Angels are fearsome. In the Bible, whenever an angel greets someone, they must insist, “Do not be afraid.” Artists, perhaps, are also fearsome. They take tragedy and chaos and squeeze the beauty from it, putting into perspective the world around them for society to enjoy and question.
Bruce Herman, an artist, husband and professor at Gordon College, spoke at the Templeton Honors College’s Speaker Series on Friday, April 8. Herman, most profoundly, mentioned the importance of vulnerability when engaging with art. He said that when encountering a piece, it’s essential that we “let our guard down,” or else we’ll never “see” the art in front of us. No expectations. Whether it be a painting, piece of music, poem or even movie, if we predispose ourselves to like or not like the style, we won’t appreciate the piece for what it’s truly worth: a contribution to the cultural society we live in.
Every piece of art is a snapshot of a moment in society, whether it be personal or cultural. Herman showed photos of a Ukrainian couple getting married during the war. Despite the terror and brutality of the war, these people still found a way to make something beautiful out of the chaos. Like this strong, beautiful couple, artists take tragic and horrifying moments and paint them in ways that show their beauty, even if it isn’t obvious. Herman emphasized that we need artists in the world because who else is going to take the “heap of broken images” and bring them permanence and remembrance? Herman’s overall talk focused on four vital aspects that artists bring to society as strangers and outsiders.
Play Oftentimes, in academia, everything is work hard, work hard. But artists play with colors, themes, media and subjects to articulate points and create pieces.

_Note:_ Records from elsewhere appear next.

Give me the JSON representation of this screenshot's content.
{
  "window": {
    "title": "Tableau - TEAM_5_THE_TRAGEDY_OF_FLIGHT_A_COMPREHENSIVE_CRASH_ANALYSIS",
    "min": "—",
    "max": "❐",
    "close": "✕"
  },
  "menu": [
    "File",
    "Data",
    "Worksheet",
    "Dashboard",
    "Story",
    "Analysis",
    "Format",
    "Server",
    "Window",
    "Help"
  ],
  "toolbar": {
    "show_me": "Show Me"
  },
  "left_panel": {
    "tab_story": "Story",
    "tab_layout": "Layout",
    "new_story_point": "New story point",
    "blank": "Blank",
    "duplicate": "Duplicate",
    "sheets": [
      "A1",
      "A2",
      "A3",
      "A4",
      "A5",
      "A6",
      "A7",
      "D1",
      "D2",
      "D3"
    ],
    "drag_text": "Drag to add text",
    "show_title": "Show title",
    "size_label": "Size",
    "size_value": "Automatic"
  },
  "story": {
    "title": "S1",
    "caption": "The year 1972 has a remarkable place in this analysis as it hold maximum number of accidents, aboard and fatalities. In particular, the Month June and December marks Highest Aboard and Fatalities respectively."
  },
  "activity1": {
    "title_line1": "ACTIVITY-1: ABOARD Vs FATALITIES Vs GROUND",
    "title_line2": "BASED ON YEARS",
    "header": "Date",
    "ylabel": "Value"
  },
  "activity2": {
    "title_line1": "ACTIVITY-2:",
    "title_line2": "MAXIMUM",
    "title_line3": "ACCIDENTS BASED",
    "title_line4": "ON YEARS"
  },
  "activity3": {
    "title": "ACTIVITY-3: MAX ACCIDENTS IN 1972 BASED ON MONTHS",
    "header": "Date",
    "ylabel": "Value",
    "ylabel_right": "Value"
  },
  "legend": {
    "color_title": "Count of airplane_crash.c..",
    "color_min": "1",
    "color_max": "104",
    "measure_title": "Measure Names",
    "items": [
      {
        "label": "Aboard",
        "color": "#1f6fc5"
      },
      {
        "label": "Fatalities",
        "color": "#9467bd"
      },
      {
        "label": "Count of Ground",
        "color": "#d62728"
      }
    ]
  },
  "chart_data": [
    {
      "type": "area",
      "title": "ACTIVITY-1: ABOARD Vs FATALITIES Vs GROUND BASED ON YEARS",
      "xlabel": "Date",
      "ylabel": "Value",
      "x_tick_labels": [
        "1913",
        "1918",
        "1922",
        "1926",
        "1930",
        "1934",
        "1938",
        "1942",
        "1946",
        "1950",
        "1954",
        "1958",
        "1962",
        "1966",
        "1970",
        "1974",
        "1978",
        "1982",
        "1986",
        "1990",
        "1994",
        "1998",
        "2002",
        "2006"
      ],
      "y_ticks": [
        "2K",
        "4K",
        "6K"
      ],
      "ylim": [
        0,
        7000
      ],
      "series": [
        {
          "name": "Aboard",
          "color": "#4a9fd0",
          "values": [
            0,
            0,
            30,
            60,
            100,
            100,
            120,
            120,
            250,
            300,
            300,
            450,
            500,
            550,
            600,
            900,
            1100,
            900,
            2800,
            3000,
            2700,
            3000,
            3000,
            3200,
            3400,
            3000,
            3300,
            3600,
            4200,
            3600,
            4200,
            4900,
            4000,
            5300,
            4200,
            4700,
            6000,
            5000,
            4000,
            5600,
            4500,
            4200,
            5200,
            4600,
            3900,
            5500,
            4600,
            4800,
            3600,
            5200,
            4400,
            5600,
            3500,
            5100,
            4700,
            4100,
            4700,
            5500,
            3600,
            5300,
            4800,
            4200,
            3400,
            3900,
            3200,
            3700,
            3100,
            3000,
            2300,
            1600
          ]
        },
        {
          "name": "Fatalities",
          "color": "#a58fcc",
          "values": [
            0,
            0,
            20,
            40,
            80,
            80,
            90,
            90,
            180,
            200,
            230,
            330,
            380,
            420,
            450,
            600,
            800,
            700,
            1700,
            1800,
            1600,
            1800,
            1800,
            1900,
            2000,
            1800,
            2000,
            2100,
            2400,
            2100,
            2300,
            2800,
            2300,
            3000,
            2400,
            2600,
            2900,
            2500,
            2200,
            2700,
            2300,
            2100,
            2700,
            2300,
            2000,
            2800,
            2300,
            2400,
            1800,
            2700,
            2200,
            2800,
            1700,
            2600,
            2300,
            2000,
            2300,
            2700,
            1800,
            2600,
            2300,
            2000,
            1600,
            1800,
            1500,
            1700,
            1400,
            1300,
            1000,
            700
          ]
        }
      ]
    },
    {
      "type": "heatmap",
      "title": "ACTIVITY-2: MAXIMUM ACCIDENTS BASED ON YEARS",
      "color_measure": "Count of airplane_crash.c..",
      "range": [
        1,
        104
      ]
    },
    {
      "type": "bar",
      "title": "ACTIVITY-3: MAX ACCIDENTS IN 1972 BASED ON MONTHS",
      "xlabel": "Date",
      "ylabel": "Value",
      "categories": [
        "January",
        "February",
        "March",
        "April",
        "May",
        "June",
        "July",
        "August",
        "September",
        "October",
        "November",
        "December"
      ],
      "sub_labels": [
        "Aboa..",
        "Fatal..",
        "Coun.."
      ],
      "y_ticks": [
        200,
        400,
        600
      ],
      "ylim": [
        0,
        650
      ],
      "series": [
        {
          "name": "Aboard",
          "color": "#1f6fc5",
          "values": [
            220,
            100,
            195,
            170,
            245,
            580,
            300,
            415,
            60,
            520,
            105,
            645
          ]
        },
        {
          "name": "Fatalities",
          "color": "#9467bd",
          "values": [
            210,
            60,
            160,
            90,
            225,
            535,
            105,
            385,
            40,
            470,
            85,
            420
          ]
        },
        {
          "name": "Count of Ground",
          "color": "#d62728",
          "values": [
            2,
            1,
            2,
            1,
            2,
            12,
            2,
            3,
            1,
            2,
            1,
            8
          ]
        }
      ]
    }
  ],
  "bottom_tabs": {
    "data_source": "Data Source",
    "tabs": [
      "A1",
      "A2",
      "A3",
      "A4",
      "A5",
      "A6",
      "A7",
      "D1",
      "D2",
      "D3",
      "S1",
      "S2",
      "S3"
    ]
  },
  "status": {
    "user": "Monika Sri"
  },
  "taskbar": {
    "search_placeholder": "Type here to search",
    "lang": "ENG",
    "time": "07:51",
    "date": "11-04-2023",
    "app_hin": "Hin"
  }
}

When listening to music, people are not only able to dance but have a reason to. Metaphorically, the same goes with encountering another piece of art, like a painting or poem.
Exile Sometimes, in order for artists to create something representative of society, they have to be removed from society first. Perhaps artists are “boundary-scout” outsiders who test the waters before the rest of society can safely swim. Artists step outside the normal bounds of society to bring detail to the dangers and nuances of the world we inhabit.
Herman mentioned Olivier Messiaen’s Quartet for the End of Time composed while Messiaen was in the Gulag. The prison guards knew that he was a famous composer and smuggled in paper and a pencil so he could compose a piece of music. They also helped smuggle instruments for imprisoned musicians to perform the piece. Even in a time of extreme isolation and depression, an enigmatic piece of beauty was created. Herman also stressed that people need the beauty of art and often can’t resist it. This is why the prison guards assisted Messiaen; they couldn’t help themselves.
Symbol Symbol, according to Hans Georg Gadamer, “is that other fragment that has always been sought in order to complete and make whole our own fragmentary life.” Herman connected symbol with art and hospitality. He shared Tim Lowly’s collaborative creations of his disabled daughter, in which communities and artists combined to paint a small panel of a larger photo and add small dots to one larger painting. Without the hospitality of others, like a strong community around Lowly or the generosity of the prison guards in Messiaen’s Gulag days, art wouldn’t flourish.
Festival Play and symbol both tied into the aspect of festival as well. Gathering together in hospitality and joy to create a work of art is meaningful and shows society’s appreciation for the beautiful in the obscure.
Finally, Herman walked us through a project he worked on with British poet Malcom Guite. All four aspects of Herman’s talk felt present in this final piece. “Play” was captured in the ways Herman used red streaks to begin Guite’s portrait. Herman’s unconventional start to the painting threw Guite out of his comfort zone. Guite seemed to lose sight of himself not only in the painting, but inside himself.
This was the exile, felt not by the artist, but by the subject. Exiled from himself, Guite initially struggled to find his identity. However, as the painting came together, symbol began to emerge. Guite’s image became more clear; he began to be more hospitable to the painting and let himself in. The end result was the festival of the process; the artwork was complete.
Bruce Herman’s perspective on artist as needed outsider reflects a lot of the fight current arts teachers and students are battling today. Often, the strict curriculums of public schools cause arts programs to be cut, but cut with them are students’ creative outlets. Herman emphasized that if we are to continue to flourish in this world, we might need to be caught off guard. Artists are the ones who disturb us in the most beautiful, mysterious ways.
A video of Bruce Herman's full talk can be found here on our Templeton Vimeo account.